Went out to do a bit more exploring in the area of the Martinez Landslide. This area is very interesting to me for several reasons. One, it's fairly close to my house, only about a fifteen minute drive. Two, it's very seldom visited. While other hiking areas in the desert are like a parade of people, I never see anyone else in this area and seldom even see human footprints. And lastly, there's an incredible potential for discovery in this area. The Torrez Martinez Indian Reservation is near here and the Desert Cahuilla have lived in this area for hundreds of years. I have already found four trails out here and there are sure to be more. My time is limited to a couple hours so I won't be able to get far but hopefully I'll be able to find something interesting.
I start hiking southeast from my parking area on an old Indian trail that I discovered last year.
It's obvious that people have been here before but this is not the type of discovery that I'm hoping to make.
Ocotillo are blooming and beautiful.
I'm heading up toward this canyon which is west of the Martinez Landslide.
To drop into the canyon which I hope to go up is steep, loose and rocky. I have to be extremely cautious going down this stuff.
I successful negotiate the hillside of death and make it into the canyon. It's pretty easy going now.
Unlike any of the canyons in more accessible areas this canyon is devoid of any footprints.
There's a section of rock that is calcified so that indicates that water frequently comes through here although none is flowing today.

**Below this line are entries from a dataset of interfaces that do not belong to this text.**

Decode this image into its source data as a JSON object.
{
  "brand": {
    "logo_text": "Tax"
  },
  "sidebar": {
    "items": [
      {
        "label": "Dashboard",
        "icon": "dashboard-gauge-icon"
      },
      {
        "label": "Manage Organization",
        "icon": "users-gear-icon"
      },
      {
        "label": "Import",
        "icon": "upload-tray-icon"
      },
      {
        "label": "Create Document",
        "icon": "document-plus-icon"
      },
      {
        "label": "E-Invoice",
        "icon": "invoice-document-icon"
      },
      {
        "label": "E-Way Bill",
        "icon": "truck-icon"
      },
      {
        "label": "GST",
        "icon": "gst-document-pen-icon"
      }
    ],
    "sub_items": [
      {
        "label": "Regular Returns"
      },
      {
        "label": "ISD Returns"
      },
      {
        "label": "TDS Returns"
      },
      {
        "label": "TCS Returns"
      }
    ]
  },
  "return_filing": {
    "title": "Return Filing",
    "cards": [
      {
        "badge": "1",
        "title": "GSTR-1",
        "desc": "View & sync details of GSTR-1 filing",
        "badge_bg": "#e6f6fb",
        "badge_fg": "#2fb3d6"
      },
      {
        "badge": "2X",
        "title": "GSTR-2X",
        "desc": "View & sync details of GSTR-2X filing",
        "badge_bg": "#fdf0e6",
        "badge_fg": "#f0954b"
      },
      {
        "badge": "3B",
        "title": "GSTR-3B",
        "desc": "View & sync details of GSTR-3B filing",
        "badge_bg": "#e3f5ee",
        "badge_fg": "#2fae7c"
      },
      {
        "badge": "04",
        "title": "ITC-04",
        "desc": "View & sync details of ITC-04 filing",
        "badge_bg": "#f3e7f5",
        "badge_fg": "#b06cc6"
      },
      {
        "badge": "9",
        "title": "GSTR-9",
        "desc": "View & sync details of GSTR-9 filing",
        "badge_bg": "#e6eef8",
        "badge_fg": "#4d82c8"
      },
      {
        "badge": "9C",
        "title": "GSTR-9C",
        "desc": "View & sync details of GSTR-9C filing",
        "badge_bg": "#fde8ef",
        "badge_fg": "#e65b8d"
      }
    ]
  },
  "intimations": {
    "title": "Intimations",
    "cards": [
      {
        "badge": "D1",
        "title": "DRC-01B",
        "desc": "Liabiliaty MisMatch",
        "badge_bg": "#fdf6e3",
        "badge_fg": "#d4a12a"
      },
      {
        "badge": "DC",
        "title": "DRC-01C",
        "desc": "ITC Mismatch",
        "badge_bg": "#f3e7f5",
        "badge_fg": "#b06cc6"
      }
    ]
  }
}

This is very exciting to me! It's a mesquite. That means two things. One, there's water beneath the surface because mesquite needs a steady supply of water to survive. Two, it means the Indians probably came here. Mesquite was a major food source for the Cahuilla.
The canyon is quite chocked with brush and I find a little trail that leaves the canyon and skirts this mess of skin flaying vegetation.
I also find what looks like a sleeping circle on the side of the canyon. In a very short time I've discovered some interesting things that make me want to return when I have more time.
Just as I'm about to turn back I find something else interesting, a date palm. I had hoped to find a native Palm Oasis but this is a positive sign. It means there's enough water in the canyon to support a palm and there may be native palms further up the canyon.
On my hike back I see some pottery sherds along the trail.
Another positive sign that I'm in a place with a wealth of fascinating finds yet to be discovered.